House Passes Online Ban Of Vaping Product Sales
The Oregon House passed a bill on Tuesday that bans online and telephone sales of vaping products.
The move comes as lawmakers reacted to two challenges: vaping-related deaths and illnesses in Oregon and increased youth use of vaping products. The Senate Committee on Health Care, meanwhile, is considering a separate bill banning all flavored vaping products, which can become a gateway to full-blown tobacco use.
The remote sales ban, House Bill 4078, would end a method of selling vaping products that allows youth to virtually bypass age restrictions through online or telephone purchases. Lawmakers proposed the ban on flavored vaping products, Senate Bill 1577, amid concerns that young people are attracted to flavored vaping products.
The remote sales ban adds vaping products to existing state law that applies to tobacco products. That bill’s chief sponsor, Rep. Pam Marsh, D-Ashland, said high school students in her district reported concerns about the ease of purchasing e-cigarettes.
“They said we should ban internet sales,” Marsh said in a statement. “They were right.”
The House voted 41 to 18 to move the bill to the Senate. Health advocates praised the move.
“This bill is an important step to end the nicotine trap by cutting off online sales to Oregon, making it more difficult for underage users to purchase vaping devices,” Numi Lee Griffith, OSPIRG’s health care advocate, said in a statement. “We hope the Senate will also act quickly to make this bill law.”
House Bill 4078 allows a civil penalty of up to $5,000 per violation, with enforcement from the Oregon Department of Justice’s existing Tobacco Enforcement Unit.
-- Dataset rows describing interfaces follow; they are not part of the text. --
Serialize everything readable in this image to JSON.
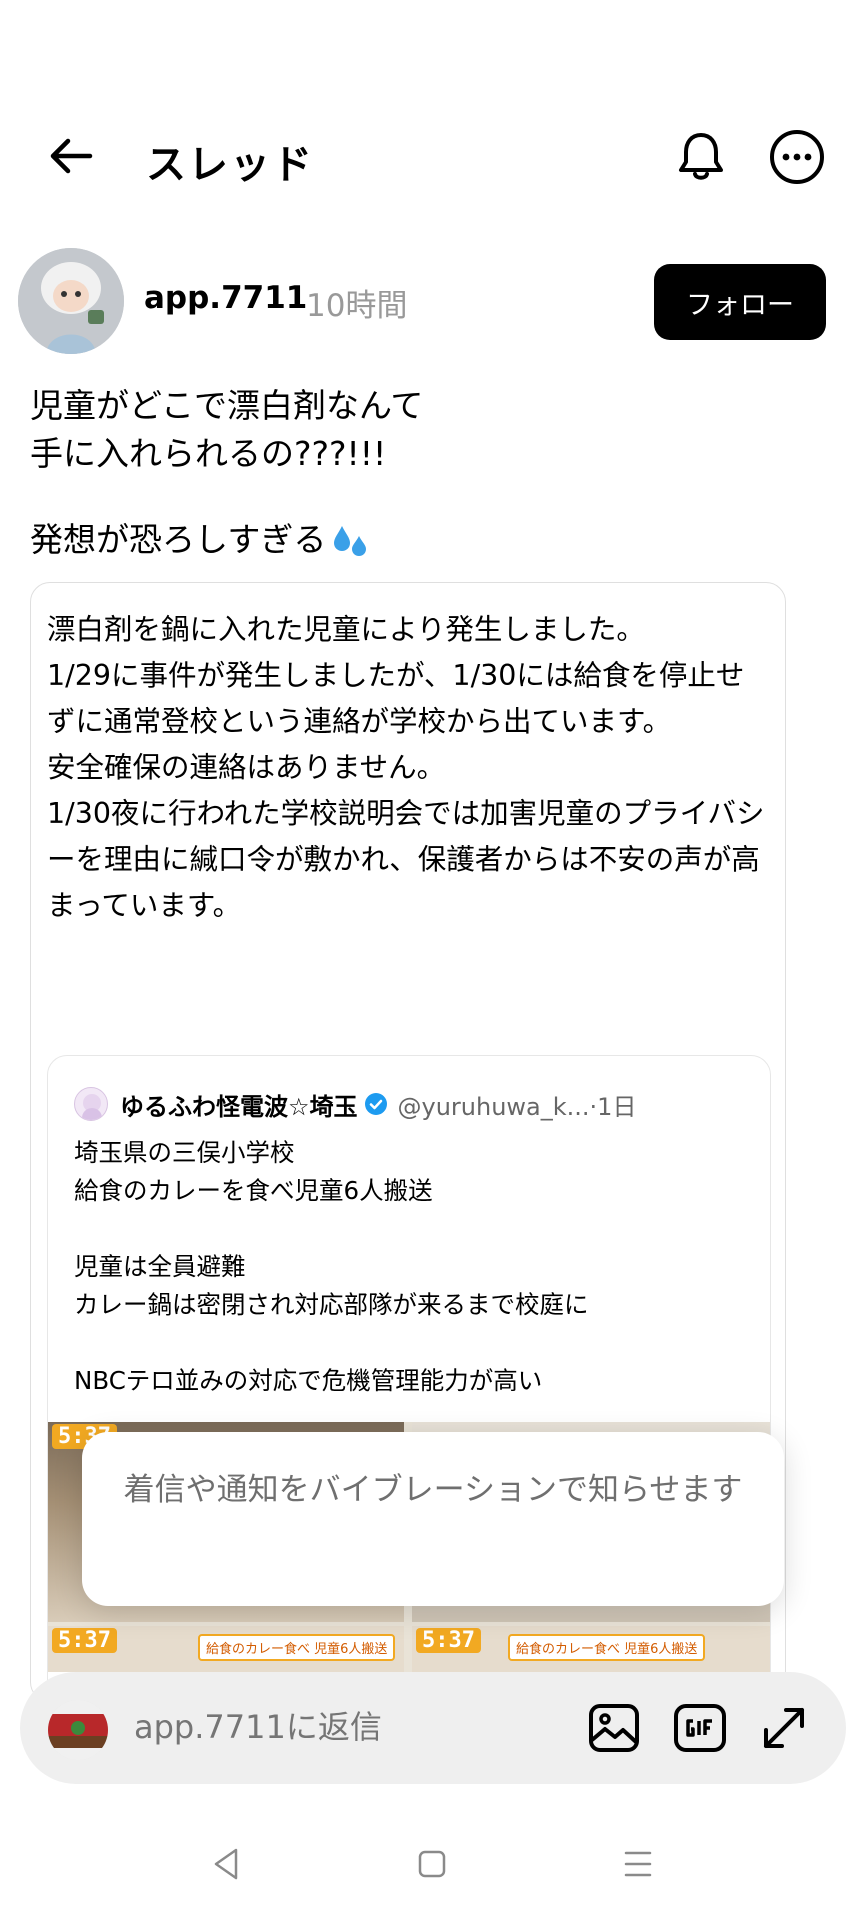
{
  "header": {
    "title": "スレッド"
  },
  "post": {
    "username": "app.7711",
    "time": "10時間",
    "follow_label": "フォロー",
    "text_line1": "児童がどこで漂白剤なんて",
    "text_line2": "手に入れられるの???!!!",
    "text_line3": "発想が恐ろしすぎる",
    "card_text": "漂白剤を鍋に入れた児童により発生しました。\n1/29に事件が発生しましたが、1/30には給食を停止せずに通常登校という連絡が学校から出ています。\n安全確保の連絡はありません。\n1/30夜に行われた学校説明会では加害児童のプライバシーを理由に緘口令が敷かれ、保護者からは不安の声が高まっています。"
  },
  "quote": {
    "name": "ゆるふわ怪電波☆埼玉",
    "handle": "@yuruhuwa_k...·1日",
    "body": "埼玉県の三俣小学校\n給食のカレーを食べ児童6人搬送\n\n児童は全員避難\nカレー鍋は密閉され対応部隊が来るまで校庭に\n\nNBCテロ並みの対応で危機管理能力が高い",
    "media": {
      "timestamp_1": "5:37",
      "timestamp_2": "5:37",
      "timestamp_3": "5:37",
      "caption_1": "給食のカレー食べ 児童6人搬送",
      "caption_2": "給食のカレー食べ 児童6人搬送"
    }
  },
  "toast": {
    "text": "着信や通知をバイブレーションで知らせます"
  },
  "reply": {
    "placeholder": "app.7711に返信"
  },
  "icons": {
    "back": "arrow-left-icon",
    "bell": "bell-icon",
    "more": "more-horizontal-icon",
    "image": "image-icon",
    "gif": "gif-icon",
    "expand": "expand-icon",
    "verified": "verified-badge-icon"
  },
  "colors": {
    "follow_bg": "#000000",
    "verified": "#1d9bf0",
    "sweat": "#3aa0e8",
    "news_badge": "#f2a922"
  }
}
Oregon had two vaping-related deaths and 21 illnesses as of Jan. 30, according to Oregon Health Authority data. Nationwide, there have been 64 deaths and more than 2,700 illnesses, according to the Centers for Disease Control & Prevention.
One in four Oregon 11th graders reported vaping a nicotine product, and youth use of e-cigarettes has increased 80 % between 2017 and 2019, according to Oregon Health Authority survey data.
“What you can see is that cigarettes are rapidly being replaced by e-cigarettes,” Dr. Tom Jeanne, deputy health officer and epidemiologist for the Oregon Health Authority, told the Senate Committee for Health Care.
It’s unclear what will happen with the proposed ban on flavored products, which the industry opposes.
One option would be to ban flavored vaping products and add a state licensing requirement for vaping businesses. Or lawmakers could allow the sale of vaping products while instituting a license requirement and tightening oversight. The Oregon vaping industry has pressured lawmakers to allow the sale of vaping products while considering more regulation to prevent underage sales.
“You’re punishing me for the actions of somebody else,” Jeremy Ellison, who owns five vaping stores in Oregon, told the Senate panel on Tuesday. He said he doesn’t allow anyone under 21 inside his stores.
Yet another option would be a broader ban that encompasses tobacco products as well as vaping products. That possibility stems from feedback from the American Cancer Society’s Cancer Action Network, which favors a broader ban.
Sen. Laurie Monnes Anderson, the committee chair, said senators will be asked in caucus which options they support.
“My greatest concern is we are now having a new generation of youth addicted to nicotine and vaping, which is not healthy,” Monnes Anderson, D-Gresham, said.
The Senate panel will take the bill up again Thursday for possible action.